    localityName                = Locality Name (eg, city)
    localityName_default        = MyCity
    organizationName            = Organization Name (eg, company)
    organizationName_default    = MyOrg
    commonName                  = Common Name (e.g. server FQDN or YOUR name)
    commonName_max              = 64
    commonName_default          = localhost
    [ req_ext ]
    subjectAltName = @alt_names
    DNS.1 = localhost

    You can change any of this template and indeed you'll need to change the common name for the certificates you're generating. The CN can be changed either on the command line during certificate creation or by changing the default in ssl.conf. You will also need to change the list of names under the "alt_names" section, this list should contain one line for each host name your machine might be known as. The list starts at DNS.1 for the first entry, then you can add DNS.2 for the second entry and so on.

    NOTE: the specification and a lot of the documents available in this space indicate that an IP address can be used in the CN.  My testing seems to indicate that while this is the case, certificates produced in this way will be rejected by modern browsers.  Hence, you should list only hostnames as the CN but IP addresses still appear to be acceptable in as "alt_names".

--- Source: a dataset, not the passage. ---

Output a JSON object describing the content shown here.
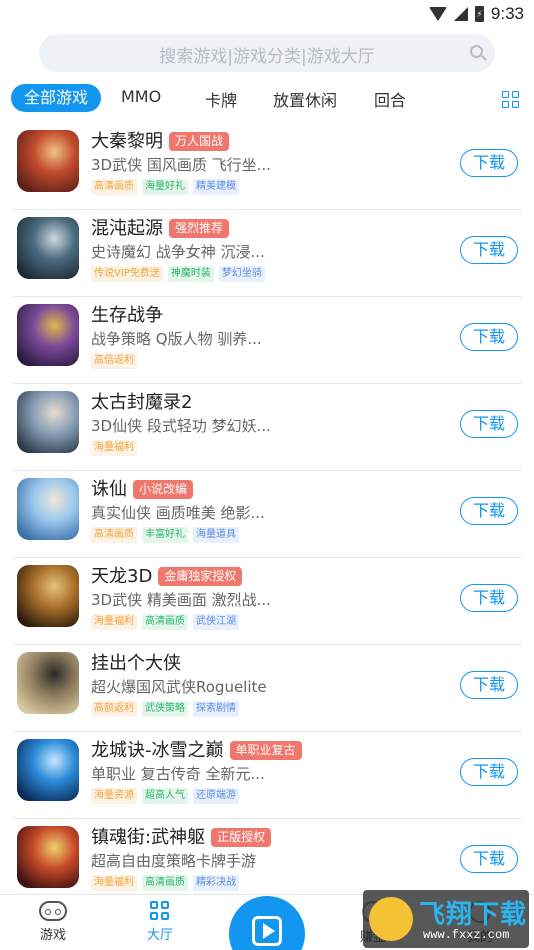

    Create a Certificate Authority
    You'll need a certificate and key file to act as your own CA:

    openssl genrsa -out RootCA.key 4096
    openssl req -x509 -new -nodes -key RootCA.key -sha256 -days 3650 -out RootCA.pem -config ssl.conf

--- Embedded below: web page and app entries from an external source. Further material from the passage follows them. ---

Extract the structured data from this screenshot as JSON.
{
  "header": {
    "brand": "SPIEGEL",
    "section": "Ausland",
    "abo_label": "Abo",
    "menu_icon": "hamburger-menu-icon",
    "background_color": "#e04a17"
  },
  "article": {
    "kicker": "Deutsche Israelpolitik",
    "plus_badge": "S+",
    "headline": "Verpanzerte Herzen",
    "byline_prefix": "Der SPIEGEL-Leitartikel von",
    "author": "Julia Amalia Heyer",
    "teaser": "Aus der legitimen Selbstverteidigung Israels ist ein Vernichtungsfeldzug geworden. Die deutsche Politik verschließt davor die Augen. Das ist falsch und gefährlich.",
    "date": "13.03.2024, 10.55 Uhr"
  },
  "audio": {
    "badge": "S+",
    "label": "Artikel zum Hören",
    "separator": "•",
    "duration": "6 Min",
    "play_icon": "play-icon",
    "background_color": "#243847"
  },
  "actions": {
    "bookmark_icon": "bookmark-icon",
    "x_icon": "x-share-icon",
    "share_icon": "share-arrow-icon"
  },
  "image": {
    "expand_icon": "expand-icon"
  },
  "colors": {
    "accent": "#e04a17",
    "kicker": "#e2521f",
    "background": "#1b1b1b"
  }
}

    You can inspect the certificate with:
    openssl x509 -in RootCA.pem -text -noout

    Create a Certificate Signing Request (CSR)
    Now you have a CA you can create a CSR that can be used with your CA certificate to generate a client certificate:

    openssl genrsa -out server.key 4096
    openssl req -new -key server.key -out server.csr -config ssl.conf

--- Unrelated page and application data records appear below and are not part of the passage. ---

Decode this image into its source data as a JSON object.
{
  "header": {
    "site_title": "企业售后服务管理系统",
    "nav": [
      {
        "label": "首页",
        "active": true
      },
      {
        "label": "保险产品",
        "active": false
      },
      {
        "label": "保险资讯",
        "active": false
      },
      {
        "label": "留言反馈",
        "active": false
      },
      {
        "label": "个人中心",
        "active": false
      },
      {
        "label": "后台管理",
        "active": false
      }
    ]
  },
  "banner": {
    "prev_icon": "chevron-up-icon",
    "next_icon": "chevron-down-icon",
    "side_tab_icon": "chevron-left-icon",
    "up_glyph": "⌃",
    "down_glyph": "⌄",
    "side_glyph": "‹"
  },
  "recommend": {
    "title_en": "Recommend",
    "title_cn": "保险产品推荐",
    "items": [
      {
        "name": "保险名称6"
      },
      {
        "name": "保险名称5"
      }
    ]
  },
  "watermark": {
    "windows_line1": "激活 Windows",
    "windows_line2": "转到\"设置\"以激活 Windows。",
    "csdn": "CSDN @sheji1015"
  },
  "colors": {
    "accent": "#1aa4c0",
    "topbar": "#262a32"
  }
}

    You can inspect the certificate with:
    openssl req -text -noout -verify -in server.csr

    This time it's really important to ensure your host names are listed under the "X509v3 Subject Alternative Name" section of the certificate.

    Generate a Signed Certificate
    You can now use the CSR to create a signed certificate that can be used to serve up content over a secure connection:

    openssl x509 -req -in server.csr -CA RootCA.pem -CAkey RootCA.key -CAcreateserial -out server.pem -days 3650 -sha256 -extensions req_ext -extfile ssl.conf

    Note: if you want to create a different format of certificate here you can simply replace server.pem in the above command with something like server.crt, for example.

    You can inspect the certificate with:
    openssl x509 -in server.pem -text -noout

    Again, it's really important to ensure your host names are listed under the "X509v3 Subject Alternative Name" section of the certificate.

    Use the Certificate Server Side
    You can now put your server.pem and server.keyfiles to work and serve up content over a secure connection.  There's too many ways to do that to list here but it could be used with a web server to serve HTTPS or a websockets server to serve some sort of socket connection as a couple of examples.

    If you want to inspect the certificate that's being used on the server, replace <hostname> and <port> in the command below:

    openssl s_client -connect <hostname>:<port> | openssl x509 -noout -text

    Use the Certificate Client Side
    My use case here is with a web browser and so you'll want to import your <i>RootCA.pem</i> into your browser environment.  There are two main ways of achieving this, you can either:
    1. Import directly to the browser
    2. Import to the key store on your operating system
    It's quicker and easier to import directly to the browser but this will of course only cover that one browser on your system whereas if you use the operating system method then any application that consults the OS for certificates will see your CA certificate.

    For Firefox, go to "View Certificates" in the preferences; click the "Authorities" tab and then the "Import" button; select your <i>RootCA.pem</i> file and click OK.

    For Chrome, go to "Manage Certificates" in the settings; click the "Authorities" tab and then the "Import" button; select your <i>RootCA.pem</i> file; click the check boxes to trust the certificate and click OK.